July 7th - September 3rd, 2017
“Between ourselves and our own consciousness a veil is interposed: a veil that is dense and opaque for the common herd,—thin, almost transparent, for the artist and the poet. What fairy wove that veil? Was it done in malice or in friendliness?”
–Henri Bergson, Laughter, ”What is the Object of Art?”
Another Place - For some it’s a simple riff on a private moment in time, for others it involves the creation of entirely new worlds full of imagined beings and hyperreal landscapes. These otherworldly escapes offer us repose from the daily grind, glimpses into darker territory that is best viewed through the lens of fantasy and can shed light on infinite unknowable energy in the universe.
This exhibition celebrates artists who bend and reshape reality into new forms. Their work pushes deep into subconscious psychological terrain and explores a surreal, visionary twist on the world around them. Figures are discernible yet have an abstract, mystical air; unconscious dreams and thoughts are unleashed to create narratives that are highly personal but somehow still universal in scope; and through their minds’ eyes we are offered a glimpse into previously unknown realms dedicated to both the light and dark aspects of humanity.
Hawkins Bolden, Kyle Breitenbach, Austin English, Inka Essenhigh, Kristy Luck, Alice Mackler, Kevin McNamee-Tweed, Nick Payne, Sandra Osip, Charlie Roberts, Joe Roberts and Bryan McGovern Wilson
Hawkins Bolden (1914-2005) was a self-taught artist from Memphis, TN who was blinded at the age of seven following a serious baseball accident. Later in life, he began obsessively constructing tall totem and mask-like scarecrows out of discarded materials, litter, and other debris found in the alleyways and field surrounding his home to protect his small backyard garden.
Brooklyn-based artist, Kyle Breitenbach, transforms simple scenes and portraits into sublime, highly personalized statements about the human condition.
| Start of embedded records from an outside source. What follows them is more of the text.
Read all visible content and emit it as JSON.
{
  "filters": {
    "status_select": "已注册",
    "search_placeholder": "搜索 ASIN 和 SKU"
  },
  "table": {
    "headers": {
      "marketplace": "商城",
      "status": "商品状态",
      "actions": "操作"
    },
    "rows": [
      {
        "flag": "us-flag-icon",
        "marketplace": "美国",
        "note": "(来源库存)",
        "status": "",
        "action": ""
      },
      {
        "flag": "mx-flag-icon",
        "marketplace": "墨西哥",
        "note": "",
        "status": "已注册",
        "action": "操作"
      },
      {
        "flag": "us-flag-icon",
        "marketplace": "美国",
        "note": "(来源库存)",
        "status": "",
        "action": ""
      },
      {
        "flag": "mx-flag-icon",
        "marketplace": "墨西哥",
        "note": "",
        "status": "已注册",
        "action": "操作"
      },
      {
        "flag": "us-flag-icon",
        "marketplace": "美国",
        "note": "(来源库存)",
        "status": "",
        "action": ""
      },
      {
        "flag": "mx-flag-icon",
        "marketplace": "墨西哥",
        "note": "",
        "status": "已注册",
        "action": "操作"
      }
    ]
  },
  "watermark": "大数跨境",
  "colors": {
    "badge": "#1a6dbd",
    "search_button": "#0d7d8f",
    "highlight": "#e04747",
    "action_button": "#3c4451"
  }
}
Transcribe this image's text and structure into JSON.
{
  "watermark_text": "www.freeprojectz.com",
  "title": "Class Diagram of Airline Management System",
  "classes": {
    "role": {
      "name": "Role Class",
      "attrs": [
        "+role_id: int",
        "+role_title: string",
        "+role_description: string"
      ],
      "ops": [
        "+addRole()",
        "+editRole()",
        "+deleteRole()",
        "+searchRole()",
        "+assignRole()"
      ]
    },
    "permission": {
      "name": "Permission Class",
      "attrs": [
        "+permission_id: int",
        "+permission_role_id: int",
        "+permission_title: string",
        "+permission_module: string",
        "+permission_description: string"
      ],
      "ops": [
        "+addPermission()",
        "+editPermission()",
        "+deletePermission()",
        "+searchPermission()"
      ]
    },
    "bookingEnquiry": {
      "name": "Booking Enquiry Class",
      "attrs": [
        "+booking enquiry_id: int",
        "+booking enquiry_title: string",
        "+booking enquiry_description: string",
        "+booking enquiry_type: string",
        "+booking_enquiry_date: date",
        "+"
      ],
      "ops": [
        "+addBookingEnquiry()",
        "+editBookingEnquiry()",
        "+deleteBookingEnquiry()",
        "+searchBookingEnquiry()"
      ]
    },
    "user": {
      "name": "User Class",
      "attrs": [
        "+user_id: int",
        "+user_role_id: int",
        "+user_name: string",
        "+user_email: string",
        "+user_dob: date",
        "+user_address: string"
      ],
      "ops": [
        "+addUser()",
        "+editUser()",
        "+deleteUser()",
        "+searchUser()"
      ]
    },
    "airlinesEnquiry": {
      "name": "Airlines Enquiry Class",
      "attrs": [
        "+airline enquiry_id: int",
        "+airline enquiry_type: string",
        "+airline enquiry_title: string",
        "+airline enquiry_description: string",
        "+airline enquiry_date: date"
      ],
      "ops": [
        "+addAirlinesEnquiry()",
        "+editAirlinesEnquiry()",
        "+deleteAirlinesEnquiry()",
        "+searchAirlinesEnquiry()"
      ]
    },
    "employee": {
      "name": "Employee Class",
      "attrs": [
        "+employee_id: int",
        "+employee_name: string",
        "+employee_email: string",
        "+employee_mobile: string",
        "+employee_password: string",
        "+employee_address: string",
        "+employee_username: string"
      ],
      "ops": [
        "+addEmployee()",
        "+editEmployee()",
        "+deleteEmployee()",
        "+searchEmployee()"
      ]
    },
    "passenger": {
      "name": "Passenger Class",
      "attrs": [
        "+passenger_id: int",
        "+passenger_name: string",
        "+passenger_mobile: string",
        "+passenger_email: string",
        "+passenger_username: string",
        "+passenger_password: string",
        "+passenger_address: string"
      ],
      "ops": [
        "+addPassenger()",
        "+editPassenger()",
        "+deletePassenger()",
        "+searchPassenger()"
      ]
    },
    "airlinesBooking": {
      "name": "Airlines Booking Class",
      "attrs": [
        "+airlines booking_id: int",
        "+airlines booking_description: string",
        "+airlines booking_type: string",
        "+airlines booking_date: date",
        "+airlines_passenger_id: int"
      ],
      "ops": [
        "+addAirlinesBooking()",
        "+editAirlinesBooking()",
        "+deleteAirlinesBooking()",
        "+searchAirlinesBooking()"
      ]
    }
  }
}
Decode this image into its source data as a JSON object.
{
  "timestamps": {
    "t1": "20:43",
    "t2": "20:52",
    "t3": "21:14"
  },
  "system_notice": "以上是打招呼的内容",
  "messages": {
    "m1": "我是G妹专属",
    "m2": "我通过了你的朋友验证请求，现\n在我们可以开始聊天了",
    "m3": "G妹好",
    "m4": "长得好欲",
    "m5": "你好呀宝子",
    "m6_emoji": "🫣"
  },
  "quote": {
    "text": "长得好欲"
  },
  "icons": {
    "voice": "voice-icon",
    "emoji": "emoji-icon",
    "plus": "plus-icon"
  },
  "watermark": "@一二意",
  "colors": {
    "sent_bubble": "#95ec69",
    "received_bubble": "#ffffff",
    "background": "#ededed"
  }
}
His canvases and drawings reference another time and place, both in subject matter and use of materials, but still manage to feel current and of the moment.
Austin English, who lives and works in Brooklyn, NY creates quirky narrative scenes and abstract art cartoons which reinvent conventional notions of comic-style storytelling through their use of coarse painterly outlines, an extremely raw approach to color and form, and nonsensical interactions between his strange characters.
Dreamlike figures, lush backdrops, invented plant forms and abstract shapes mimicking everyday items seamlessly intermingle in Inka Essenhigh's paintings creating surreal, visceral images that draw us in but also impart a sense of potential chaos.
LA artist, Kristy Luck, employs hyper-bright oil pigments tempered with wax to construct soft, friendly shapes in her paintings, inferring blurred landscapes and disembodied body parts. Her ethereal work imparts a sense of calm while still alluding to a wide range of moods and emotions.
The playful and often bizarre earthenware sculptures created by Alice Mackler, an artist who has been active since the 1950s, portray the female figure in somewhat classical poses; however, these ceramic forms have been massively simplified and reduced to the point of referencing a child’s conception of the human form.
Kevin McNamee-Tweed creates raw, almost painterly monoprints of subjects sourced from his travels, life in Texas and personal histories that have been minced with colloquial and art-historical imagery. McNamee-Tweed’s printed scenes exude a comedic universality, where cliche and grandiosity are revered and mined for genuine, visceral beauty.
Brooklyn artist, Sandra Osip, creates mixed media sculptures reminiscent of modern-day dystopian wastelands such as old-school Detroit and the catastrophic destruction in Aleppo. Her three-dimensional assemblages act as a political call to arms and also express the beauty and poignant nostalgia of decay.
An undeniably charming combination of humor, strangeness, and unease exists in the world of Nick Payne. His anamorphic, and somewhat haunted, pastel drawings blur the line between dream and nightmare by focusing on depictions of relatable but utterly disconcerting figures and creatures.
Charlie Roberts's fluid pop style incorporates hip hop, cell phone worship, sports and just about everything else into paintings that breathe with life and energy, and which skirt feeling like cartoons through deft brushwork. His figures appear to slither and contain no bones as they puff on cigarettes, lounge in bed and twist themselves together.
Joe Roberts goes by the moniker @lsdworldpeace on Instagram, and this tagline perfectly summarizes his psychedelic paintings of utopian landscapes featuring cats basking in alien sunsets, forests humming with rows of tweaked-out happy faces and Scream masks, and picnics in the park with sandwiches full of magic mushrooms.